How to stay positive about maths when teaching your kids
Across the UK, thousands of parents have stepped up to the plate during lockdown to help their kids keep up with schoolwork.
It’s a situation that arose with little warning, and some adults can be forgiven for feeling a little apprehensive about homeschooling in subjects where they lack confidence.
One of those subjects is maths. Some people can feel a real sense of worry and confusion when dealing with anything involving number and figures – it's known as maths anxiety. Here are some tips to help you remain positive when helping the kids with their maths homework.
The ‘intelligence’ question
National Numeracy is a charity which aims to give everyone in the UK the confidence to use maths in everyday life. Its chief executive, Mike Ellicock, is keen to show people that maths is not something to be afraid of, and features in everyday life perhaps more than people realise.
“We link maths strongly with intelligence,” Mike told BBC Bitesize. “We think people who aren’t good at maths aren’t intelligent, or often believe there is a ‘maths gene’, the same as when someone is good at sport. That is nonsense.”
Before anyone starts telling their home-schoolers that maths ‘just isn’t their thing’, Mike offers three tips which could help everyone work with numbers at home, even grown-ups.
Be positive about maths
“Don’t say things like ‘I hate maths’,” said Mike. “Instead, think ‘I don’t really know, but I’m going to get started’. Go on a journey to try to engage with stuff.
“It’s like exercise. Once you’re past the getting off the couch stage, it’s not half as bad as you think.”
Mike's advice is to create an environment where there isn't a fear of numbers and data. His hope is that, if parents stay positive and willing to engage with maths, it will rub off on the younger generation. He also stresses that no parent should worry about not knowing the ins and outs of the more complex maths teenagers may be studying.

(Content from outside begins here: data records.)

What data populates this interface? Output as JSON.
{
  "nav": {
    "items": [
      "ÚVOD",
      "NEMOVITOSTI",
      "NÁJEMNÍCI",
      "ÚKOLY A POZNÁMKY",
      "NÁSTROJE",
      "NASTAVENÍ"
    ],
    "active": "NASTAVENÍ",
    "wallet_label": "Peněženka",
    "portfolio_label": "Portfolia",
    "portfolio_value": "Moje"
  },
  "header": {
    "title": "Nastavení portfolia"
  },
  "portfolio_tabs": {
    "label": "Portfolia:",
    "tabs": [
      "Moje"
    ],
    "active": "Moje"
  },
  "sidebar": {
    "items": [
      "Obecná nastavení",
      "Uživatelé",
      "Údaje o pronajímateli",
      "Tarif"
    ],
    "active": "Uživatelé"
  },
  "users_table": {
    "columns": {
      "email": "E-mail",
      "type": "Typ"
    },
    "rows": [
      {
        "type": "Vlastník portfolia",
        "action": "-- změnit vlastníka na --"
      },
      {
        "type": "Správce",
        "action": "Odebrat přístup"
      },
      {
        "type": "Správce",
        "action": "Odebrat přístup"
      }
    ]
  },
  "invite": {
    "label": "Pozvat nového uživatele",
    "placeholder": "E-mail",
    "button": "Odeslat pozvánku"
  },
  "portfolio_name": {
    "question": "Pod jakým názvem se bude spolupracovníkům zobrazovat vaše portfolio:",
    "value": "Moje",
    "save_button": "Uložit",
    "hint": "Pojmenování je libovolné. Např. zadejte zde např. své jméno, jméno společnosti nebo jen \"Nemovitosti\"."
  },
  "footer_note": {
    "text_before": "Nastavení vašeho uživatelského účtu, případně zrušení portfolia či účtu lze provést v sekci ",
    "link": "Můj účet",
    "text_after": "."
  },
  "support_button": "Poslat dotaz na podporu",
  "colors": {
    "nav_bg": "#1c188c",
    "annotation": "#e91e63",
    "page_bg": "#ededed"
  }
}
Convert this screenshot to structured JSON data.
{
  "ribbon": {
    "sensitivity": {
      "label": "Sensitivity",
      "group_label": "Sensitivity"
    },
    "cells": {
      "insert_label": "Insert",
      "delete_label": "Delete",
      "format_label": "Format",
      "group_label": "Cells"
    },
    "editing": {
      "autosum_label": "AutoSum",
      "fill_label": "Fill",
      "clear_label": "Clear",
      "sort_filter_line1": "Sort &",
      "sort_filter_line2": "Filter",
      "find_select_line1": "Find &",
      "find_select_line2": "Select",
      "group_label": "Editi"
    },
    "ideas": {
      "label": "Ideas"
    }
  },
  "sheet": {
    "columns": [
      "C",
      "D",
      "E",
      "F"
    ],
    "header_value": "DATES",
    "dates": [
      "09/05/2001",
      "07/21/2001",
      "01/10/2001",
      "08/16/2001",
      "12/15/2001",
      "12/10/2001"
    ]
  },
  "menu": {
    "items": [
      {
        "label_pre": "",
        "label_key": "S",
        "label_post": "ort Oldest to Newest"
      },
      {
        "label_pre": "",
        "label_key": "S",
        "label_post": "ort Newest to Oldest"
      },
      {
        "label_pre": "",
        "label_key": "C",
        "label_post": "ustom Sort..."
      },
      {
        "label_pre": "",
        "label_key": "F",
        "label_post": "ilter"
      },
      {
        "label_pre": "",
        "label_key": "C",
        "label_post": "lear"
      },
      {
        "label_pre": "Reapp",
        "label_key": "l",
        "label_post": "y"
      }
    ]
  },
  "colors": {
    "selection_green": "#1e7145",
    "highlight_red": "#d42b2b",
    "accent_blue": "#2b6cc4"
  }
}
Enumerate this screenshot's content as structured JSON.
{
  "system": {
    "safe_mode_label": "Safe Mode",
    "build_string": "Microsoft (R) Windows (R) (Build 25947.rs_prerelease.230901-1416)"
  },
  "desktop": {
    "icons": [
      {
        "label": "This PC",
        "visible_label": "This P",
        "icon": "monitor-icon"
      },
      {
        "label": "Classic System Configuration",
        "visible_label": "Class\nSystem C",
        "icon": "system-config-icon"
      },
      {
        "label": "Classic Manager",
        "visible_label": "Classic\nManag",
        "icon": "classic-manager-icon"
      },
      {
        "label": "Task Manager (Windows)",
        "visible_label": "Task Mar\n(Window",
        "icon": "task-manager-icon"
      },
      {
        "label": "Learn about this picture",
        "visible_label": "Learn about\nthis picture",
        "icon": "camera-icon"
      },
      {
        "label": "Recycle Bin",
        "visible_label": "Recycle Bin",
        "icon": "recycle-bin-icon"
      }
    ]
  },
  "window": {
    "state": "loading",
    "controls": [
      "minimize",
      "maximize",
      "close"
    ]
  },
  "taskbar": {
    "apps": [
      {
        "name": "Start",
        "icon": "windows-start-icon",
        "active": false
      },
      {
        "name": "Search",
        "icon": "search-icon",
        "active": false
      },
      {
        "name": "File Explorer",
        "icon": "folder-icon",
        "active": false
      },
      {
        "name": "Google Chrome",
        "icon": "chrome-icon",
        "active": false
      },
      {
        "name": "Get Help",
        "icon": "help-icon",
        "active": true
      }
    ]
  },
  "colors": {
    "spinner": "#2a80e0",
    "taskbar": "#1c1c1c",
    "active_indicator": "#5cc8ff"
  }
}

Online resources can provide the information required there, if necessary.
Point out everyday maths
You may think that maths isn’t for you, but you could also be using number skills throughout the day without even realising it.
Planning a monthly budget, measuring ingredients for cooking, organising the day into blocks of time. All these involve figures and data of some description.
Involving the children in these can also help with their maths too.
Mike would love to see adults who don't have confidence in their maths, gain it in everyday situations: “For example," he said, "should should I buy a new car on a payment plan or buy it second-hand, should I buy an electric car? These are decisions where I need to use numbers and data.”
Praise your child for effort, not correct answers
This is a piece of advice that goes beyond teaching maths. Mike stressed the importance of praising the effort that children put into their number work, not just the results.
He explained: “It’s really good to say that you’re impressed with how hard a child worked on a task.
“Don’t say, ‘you’re so clever’, that leads to a chain of thought where the child doesn’t want to do anything that would disprove that. So they won’t take risks. If you’re praising effort all the time, they want to impress you. The way they impress you is by trying hard.”
Speaking to children, and learning from their experiences in maths, is also encouraged. Schooling doesn’t have to be one-way traffic. Working through a problem together, with an adult using the method they know, and a child their own, can be a good way of finding the route to a solution. If the grown-up ends up learning a new way of maths from their child, don’t worry - it’s a positive thing.
Mike said: “Other people think about things in a different way to you, and that’s really enriching. I think the really important thing to reassure parents is that they don’t need to be the font of all knowledge.”